Web page and app entries
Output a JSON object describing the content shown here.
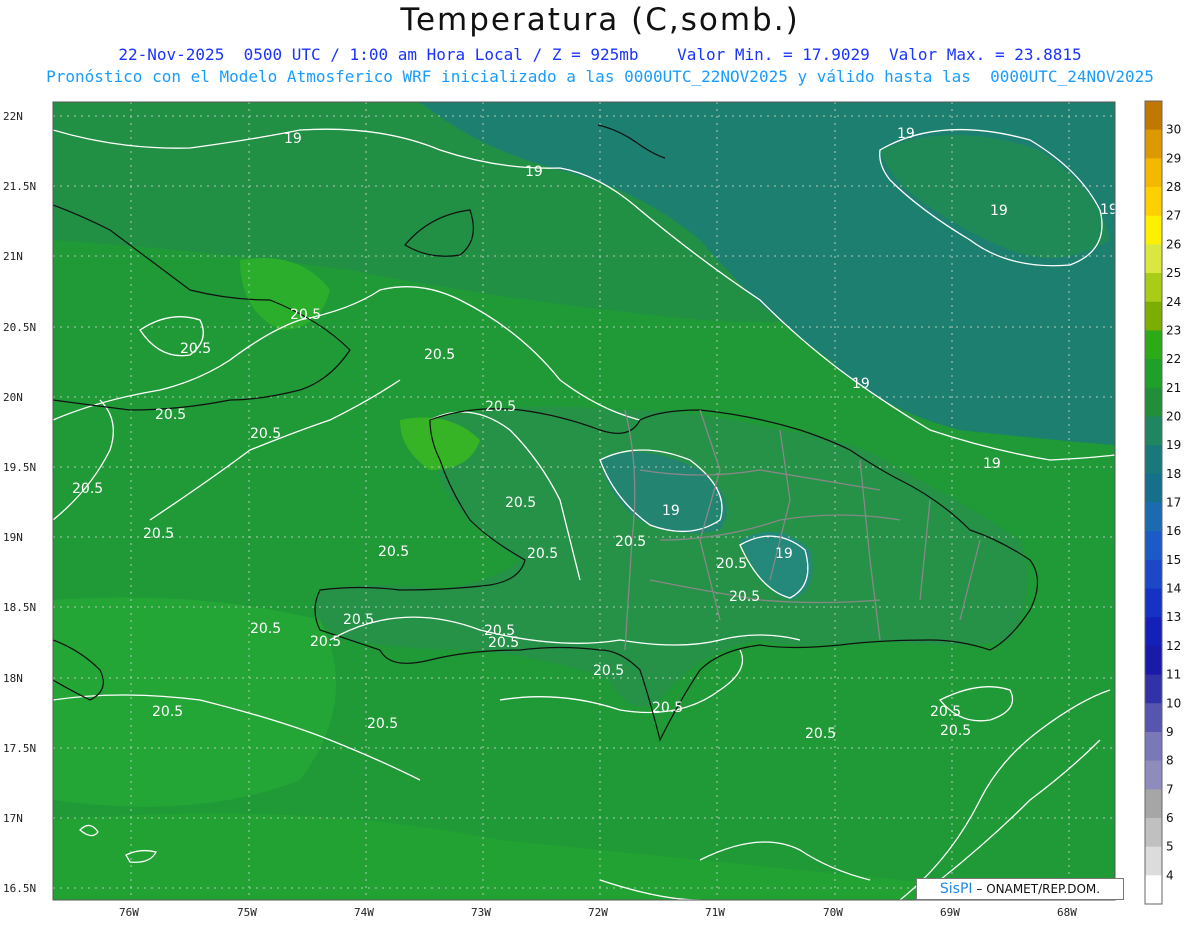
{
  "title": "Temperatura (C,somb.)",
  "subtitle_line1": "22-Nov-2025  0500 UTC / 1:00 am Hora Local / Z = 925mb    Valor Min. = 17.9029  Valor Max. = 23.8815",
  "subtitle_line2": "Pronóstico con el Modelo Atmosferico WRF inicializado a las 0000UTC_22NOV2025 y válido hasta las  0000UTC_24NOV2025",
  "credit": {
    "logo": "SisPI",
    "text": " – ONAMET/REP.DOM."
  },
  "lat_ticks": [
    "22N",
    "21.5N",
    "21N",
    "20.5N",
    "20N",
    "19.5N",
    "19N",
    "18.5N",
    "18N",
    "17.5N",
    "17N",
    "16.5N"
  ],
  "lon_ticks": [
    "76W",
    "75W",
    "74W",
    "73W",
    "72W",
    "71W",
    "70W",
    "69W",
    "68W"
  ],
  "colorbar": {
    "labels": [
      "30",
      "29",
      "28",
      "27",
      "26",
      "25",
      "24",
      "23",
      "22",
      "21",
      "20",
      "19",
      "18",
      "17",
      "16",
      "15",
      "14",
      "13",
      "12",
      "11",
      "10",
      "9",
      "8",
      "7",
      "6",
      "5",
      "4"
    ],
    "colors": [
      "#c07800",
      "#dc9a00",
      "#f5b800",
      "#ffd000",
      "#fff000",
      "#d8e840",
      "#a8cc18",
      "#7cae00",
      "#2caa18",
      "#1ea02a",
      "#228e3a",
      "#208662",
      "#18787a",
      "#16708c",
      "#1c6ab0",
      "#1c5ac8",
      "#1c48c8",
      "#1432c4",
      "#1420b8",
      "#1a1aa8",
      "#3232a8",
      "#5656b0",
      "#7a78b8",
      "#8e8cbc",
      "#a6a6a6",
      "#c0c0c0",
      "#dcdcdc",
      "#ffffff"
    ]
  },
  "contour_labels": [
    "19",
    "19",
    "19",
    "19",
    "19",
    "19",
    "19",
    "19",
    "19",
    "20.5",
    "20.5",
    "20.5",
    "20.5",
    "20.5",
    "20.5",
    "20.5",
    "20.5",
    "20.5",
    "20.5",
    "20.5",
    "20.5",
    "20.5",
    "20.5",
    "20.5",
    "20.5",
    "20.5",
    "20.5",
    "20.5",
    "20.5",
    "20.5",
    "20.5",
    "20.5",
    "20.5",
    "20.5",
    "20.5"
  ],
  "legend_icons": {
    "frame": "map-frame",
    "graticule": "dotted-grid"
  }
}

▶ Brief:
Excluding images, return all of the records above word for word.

▶ Reply to the exercise:
Output a JSON object describing the content shown here.
{
  "title": "Temperatura (C,somb.)",
  "subtitle_line1": "22-Nov-2025  0500 UTC / 1:00 am Hora Local / Z = 925mb    Valor Min. = 17.9029  Valor Max. = 23.8815",
  "subtitle_line2": "Pronóstico con el Modelo Atmosferico WRF inicializado a las 0000UTC_22NOV2025 y válido hasta las  0000UTC_24NOV2025",
  "credit": {
    "logo": "SisPI",
    "text": " – ONAMET/REP.DOM."
  },
  "lat_ticks": [
    "22N",
    "21.5N",
    "21N",
    "20.5N",
    "20N",
    "19.5N",
    "19N",
    "18.5N",
    "18N",
    "17.5N",
    "17N",
    "16.5N"
  ],
  "lon_ticks": [
    "76W",
    "75W",
    "74W",
    "73W",
    "72W",
    "71W",
    "70W",
    "69W",
    "68W"
  ],
  "colorbar": {
    "labels": [
      "30",
      "29",
      "28",
      "27",
      "26",
      "25",
      "24",
      "23",
      "22",
      "21",
      "20",
      "19",
      "18",
      "17",
      "16",
      "15",
      "14",
      "13",
      "12",
      "11",
      "10",
      "9",
      "8",
      "7",
      "6",
      "5",
      "4"
    ],
    "colors": [
      "#c07800",
      "#dc9a00",
      "#f5b800",
      "#ffd000",
      "#fff000",
      "#d8e840",
      "#a8cc18",
      "#7cae00",
      "#2caa18",
      "#1ea02a",
      "#228e3a",
      "#208662",
      "#18787a",
      "#16708c",
      "#1c6ab0",
      "#1c5ac8",
      "#1c48c8",
      "#1432c4",
      "#1420b8",
      "#1a1aa8",
      "#3232a8",
      "#5656b0",
      "#7a78b8",
      "#8e8cbc",
      "#a6a6a6",
      "#c0c0c0",
      "#dcdcdc",
      "#ffffff"
    ]
  },
  "contour_labels": [
    "19",
    "19",
    "19",
    "19",
    "19",
    "19",
    "19",
    "19",
    "19",
    "20.5",
    "20.5",
    "20.5",
    "20.5",
    "20.5",
    "20.5",
    "20.5",
    "20.5",
    "20.5",
    "20.5",
    "20.5",
    "20.5",
    "20.5",
    "20.5",
    "20.5",
    "20.5",
    "20.5",
    "20.5",
    "20.5",
    "20.5",
    "20.5",
    "20.5",
    "20.5",
    "20.5",
    "20.5",
    "20.5"
  ],
  "legend_icons": {
    "frame": "map-frame",
    "graticule": "dotted-grid"
  }
}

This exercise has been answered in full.